Q_ASSIST_SPEED = 0

Q_WVANE_GAIN = 0.1 (Tendency of EMAV to weathercock into the wind)

Q_TILT_YAW_ANGLE = 15 degree

Q_TILT_MAX = 70 degree (Max. tilt angel while waiting , that FBWA_MIN will be reached)
Q_TILT_RATE_DN = 20 degrees/second hover->forward flight
Q_TILT_RATE_UP = 35 degrees/second forward flight>hover
FBWA_MIN = 15 (m/s) (Airplane will have to reach this airspeed with Q_TILT_MAX !)
TESTING
PRE FLIGHT TESTING
• Verification of CG location
• Control Surface throws and deflection direction testing
• Tilt Mechanism Testing ( To check whether the tilt mechanism moves to correct
orientation at different flight modes)
• Esc Calibration ( To ensure all motors respond at the same rpm for a given
throttle)

INITAIL FLIGHT TESTING


Consists of 3 stages:
VTOL Testing, Fixed Wing Mode testing and Transition test
EMAV VTOL MODE EMAV HOVERING

EMAV FORWARD FLIGHT


TRANSITION CAPTURED BY
ONBOARD CAMERA

EMAV DURING TRANSITION

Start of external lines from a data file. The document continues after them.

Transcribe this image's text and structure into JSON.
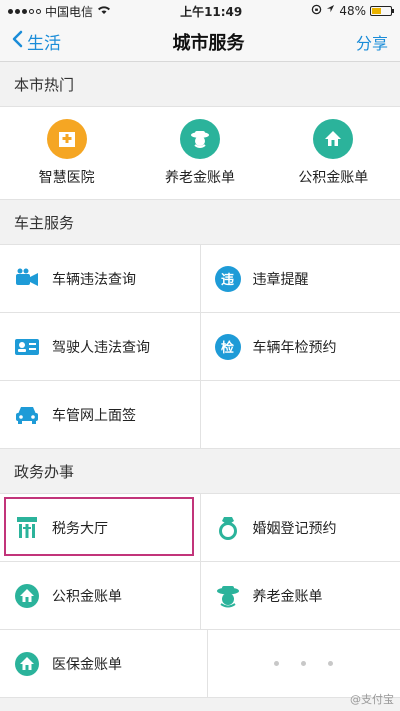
{
  "status": {
    "carrier": "中国电信",
    "time": "上午11:49",
    "battery": "48%",
    "battery_level": 0.48
  },
  "nav": {
    "back_label": "生活",
    "title": "城市服务",
    "share_label": "分享"
  },
  "sections": {
    "hot_title": "本市热门",
    "car_title": "车主服务",
    "gov_title": "政务办事"
  },
  "hot": {
    "items": [
      {
        "label": "智慧医院",
        "icon": "hospital-icon",
        "color": "#f5a623"
      },
      {
        "label": "养老金账单",
        "icon": "elder-icon",
        "color": "#2bb39b"
      },
      {
        "label": "公积金账单",
        "icon": "house-fund-icon",
        "color": "#2bb39b"
      }
    ]
  },
  "car": {
    "items": [
      {
        "label": "车辆违法查询",
        "icon": "car-camera-icon"
      },
      {
        "label": "违章提醒",
        "icon": "violation-alert-icon",
        "glyph": "违"
      },
      {
        "label": "驾驶人违法查询",
        "icon": "driver-license-icon"
      },
      {
        "label": "车辆年检预约",
        "icon": "inspection-icon",
        "glyph": "检"
      },
      {
        "label": "车管网上面签",
        "icon": "car-icon"
      }
    ]
  },
  "gov": {
    "items": [
      {
        "label": "税务大厅",
        "icon": "tax-hall-icon"
      },
      {
        "label": "婚姻登记预约",
        "icon": "marriage-ring-icon"
      },
      {
        "label": "公积金账单",
        "icon": "house-fund-icon"
      },
      {
        "label": "养老金账单",
        "icon": "elder-icon"
      },
      {
        "label": "医保金账单",
        "icon": "medical-insurance-icon"
      }
    ]
  },
  "watermark": "@支付宝",
  "colors": {
    "accent_blue": "#1a8cd8",
    "icon_blue": "#1e9bd7",
    "teal": "#2bb39b",
    "orange": "#f5a623",
    "highlight": "#c2347a"
  }
}
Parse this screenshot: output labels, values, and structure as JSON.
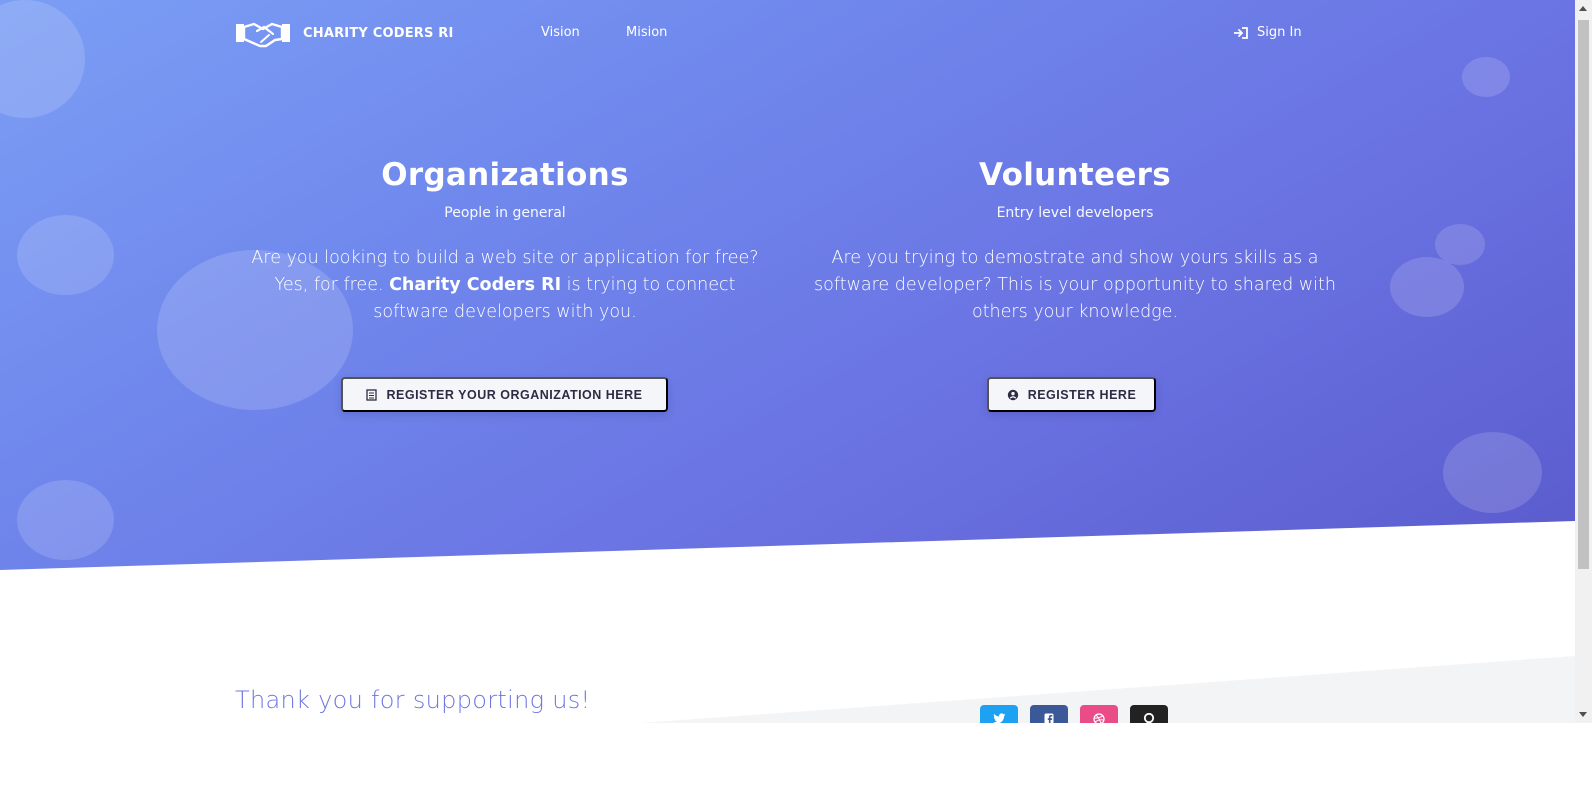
{
  "brand": {
    "name": "CHARITY CODERS RI",
    "logo_icon": "handshake-icon"
  },
  "nav": {
    "links": [
      {
        "label": "Vision"
      },
      {
        "label": "Mision"
      }
    ],
    "signin": {
      "label": "Sign In",
      "icon": "sign-in-icon"
    }
  },
  "organizations": {
    "title": "Organizations",
    "subtitle": "People in general",
    "text_before": "Are you looking to build a web site or application for free? Yes, for free. ",
    "text_bold": "Charity Coders RI",
    "text_after": " is trying to connect software developers with you.",
    "button": {
      "label": "REGISTER YOUR ORGANIZATION HERE",
      "icon": "building-icon"
    }
  },
  "volunteers": {
    "title": "Volunteers",
    "subtitle": "Entry level developers",
    "text": "Are you trying to demostrate and show yours skills as a software developer? This is your opportunity to shared with others your knowledge.",
    "button": {
      "label": "REGISTER HERE",
      "icon": "user-badge-icon"
    }
  },
  "footer": {
    "thanks": "Thank you for supporting us!",
    "social": [
      {
        "name": "twitter",
        "icon": "twitter-icon",
        "color": "#1da1f2"
      },
      {
        "name": "facebook",
        "icon": "facebook-icon",
        "color": "#3b5998"
      },
      {
        "name": "dribbble",
        "icon": "dribbble-icon",
        "color": "#ea4c89"
      },
      {
        "name": "github",
        "icon": "github-icon",
        "color": "#222222"
      }
    ]
  },
  "colors": {
    "hero_start": "#7b9ef5",
    "hero_end": "#5a5bcc",
    "accent_text": "#6e77e0",
    "button_bg": "#f5f6fa"
  }
}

CONCLUSIONS
• The EMERGENCY MEDICAL AIR SUPPORT VEHICLE has been fabricated
and test flown. The UAV takes off vertically and transitions to forward
flight successfully. Due to the VTOL configuration, the EMAV is
extremely mobile and can take-off and land in confined spaces, this
feature enables it to be quickly deployed and operate under
emergency missions. The EMAV is able to carry blood bags up to
350ml and also carry items such as snake anti-venom and vaccines.
• EMAV does not depend on assisted take-off systems, which need
additional infrastructure, an air strip, and cover large areas. Also the
startup procedure which takes a long time in other configurations is
considerably shortened and it was observed that deployment during
emergency medical missions could be done in seconds.
LIMITATIONS OF EMAV
• The motors chosen required a lot of amp draw for maintaining a
sufficient propeller pitch speed to achieve a forward velocity of 20m/s
in fixed-wing mode which greatly reduces the flight time.
• The VTOL configuration described in section 3.5.1 loads the rear
motor to a slightly greater extent (i.e. it has to support slightly more
weight) compared to the front tilt motors.
• The EMAV is built out of aeroply and foam and during flight trials, it
was learnt that due to a lack of toughness and usage of adhesives, the
structure of the drone deteriorates on every landing.
• Also it was learnt from the flight tests that an independent cargo bay
would be more suitable for carrying the payloads instead of
accommodating them in the cavity at the front of the aircraft.
FUTURE ENHANCEMENTS AND CONCLUSIONS
• The above mentioned limitations can be overcome by future enhancements
which include:
• Using a higher RPM motor such as Sunny Sky X2216 KV1250 to provide the same
propeller pitch speed at a lower amp draw.
• Following the conventional tricopter setup for vertical takeoff instead of the
current setup (refer 3.5.1).
• Modifying the design to accommodate an independent cargo bay for carrying
additional payload weight.
• Using lightweight yet strong materials such as carbon fiber and fiber glass
composites for the entire airframe structure to provide greater rigidity, lesser
structural fatigue and to deliver heavier payloads.
• If the success rate of using EMAVs for medical delivery purposes is high, then the
advanced versions of them can be deployed for organ transport within the city, as
organ transportation is very risky due to a limited time frame. An advanced EMAV
can undertake such missions very effectively rather than relying on dedicated
green corridors which might not be possible or viable on congested roadways and
disrupt normal everyday traffic.